Each image should be skipped while the records are restated word for word.
.....
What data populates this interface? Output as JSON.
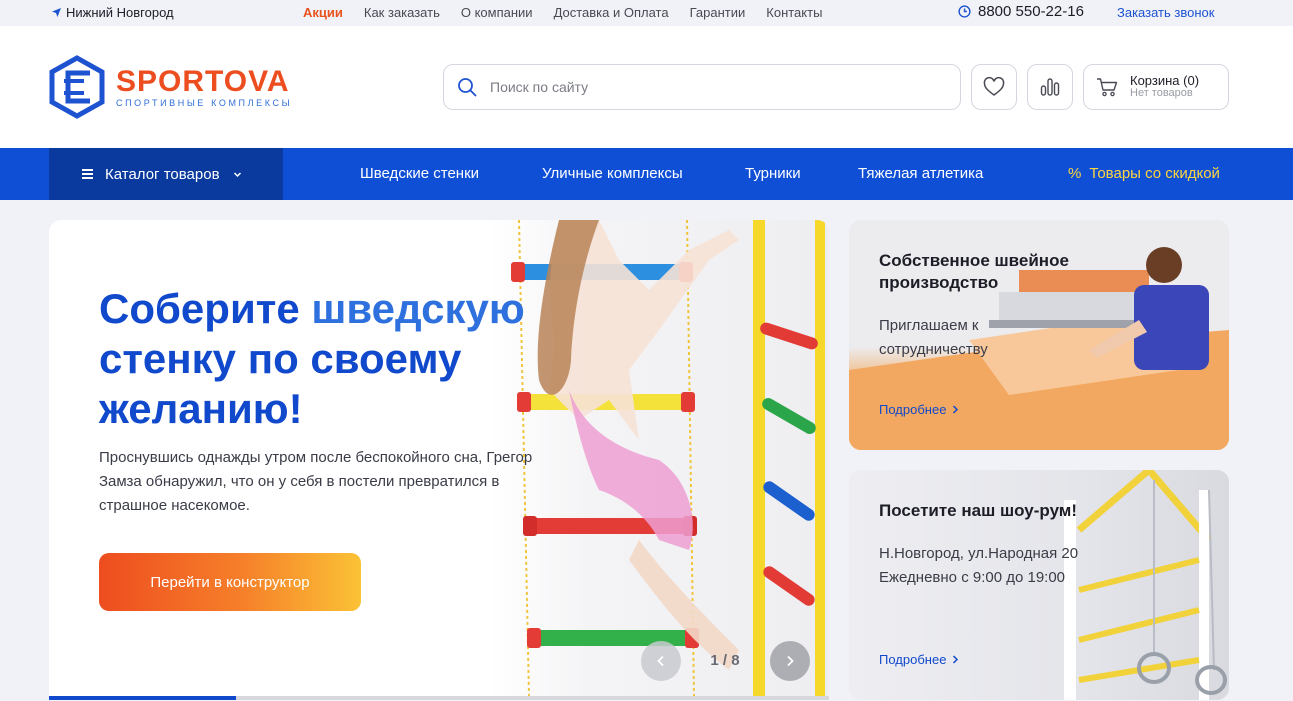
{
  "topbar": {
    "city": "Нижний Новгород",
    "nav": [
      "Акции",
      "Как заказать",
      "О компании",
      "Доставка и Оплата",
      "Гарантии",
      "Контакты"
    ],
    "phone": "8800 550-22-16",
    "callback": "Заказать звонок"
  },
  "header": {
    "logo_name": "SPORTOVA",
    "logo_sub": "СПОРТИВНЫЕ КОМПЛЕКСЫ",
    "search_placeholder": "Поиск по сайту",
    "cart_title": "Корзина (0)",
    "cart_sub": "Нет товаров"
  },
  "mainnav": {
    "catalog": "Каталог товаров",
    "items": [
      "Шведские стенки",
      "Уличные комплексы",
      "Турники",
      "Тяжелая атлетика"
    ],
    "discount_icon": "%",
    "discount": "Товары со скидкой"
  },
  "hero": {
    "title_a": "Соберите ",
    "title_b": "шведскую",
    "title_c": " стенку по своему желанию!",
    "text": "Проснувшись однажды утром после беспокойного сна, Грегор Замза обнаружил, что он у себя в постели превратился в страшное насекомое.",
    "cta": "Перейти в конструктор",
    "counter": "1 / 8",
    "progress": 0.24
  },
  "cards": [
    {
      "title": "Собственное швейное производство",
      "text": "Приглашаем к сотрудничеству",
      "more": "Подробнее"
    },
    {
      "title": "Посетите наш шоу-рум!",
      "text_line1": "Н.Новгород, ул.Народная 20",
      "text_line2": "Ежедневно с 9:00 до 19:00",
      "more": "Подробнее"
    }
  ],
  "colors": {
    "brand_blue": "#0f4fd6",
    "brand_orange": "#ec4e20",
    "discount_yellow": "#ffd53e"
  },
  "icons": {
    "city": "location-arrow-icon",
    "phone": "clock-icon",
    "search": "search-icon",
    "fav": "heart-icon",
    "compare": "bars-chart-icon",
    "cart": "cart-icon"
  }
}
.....
_Output of the task_.
What data populates this interface? Output as JSON.
{
  "topbar": {
    "city": "Нижний Новгород",
    "nav": [
      "Акции",
      "Как заказать",
      "О компании",
      "Доставка и Оплата",
      "Гарантии",
      "Контакты"
    ],
    "phone": "8800 550-22-16",
    "callback": "Заказать звонок"
  },
  "header": {
    "logo_name": "SPORTOVA",
    "logo_sub": "СПОРТИВНЫЕ КОМПЛЕКСЫ",
    "search_placeholder": "Поиск по сайту",
    "cart_title": "Корзина (0)",
    "cart_sub": "Нет товаров"
  },
  "mainnav": {
    "catalog": "Каталог товаров",
    "items": [
      "Шведские стенки",
      "Уличные комплексы",
      "Турники",
      "Тяжелая атлетика"
    ],
    "discount_icon": "%",
    "discount": "Товары со скидкой"
  },
  "hero": {
    "title_a": "Соберите ",
    "title_b": "шведскую",
    "title_c": " стенку по своему желанию!",
    "text": "Проснувшись однажды утром после беспокойного сна, Грегор Замза обнаружил, что он у себя в постели превратился в страшное насекомое.",
    "cta": "Перейти в конструктор",
    "counter": "1 / 8",
    "progress": 0.24
  },
  "cards": [
    {
      "title": "Собственное швейное производство",
      "text": "Приглашаем к сотрудничеству",
      "more": "Подробнее"
    },
    {
      "title": "Посетите наш шоу-рум!",
      "text_line1": "Н.Новгород, ул.Народная 20",
      "text_line2": "Ежедневно с 9:00 до 19:00",
      "more": "Подробнее"
    }
  ],
  "colors": {
    "brand_blue": "#0f4fd6",
    "brand_orange": "#ec4e20",
    "discount_yellow": "#ffd53e"
  },
  "icons": {
    "city": "location-arrow-icon",
    "phone": "clock-icon",
    "search": "search-icon",
    "fav": "heart-icon",
    "compare": "bars-chart-icon",
    "cart": "cart-icon"
  }
}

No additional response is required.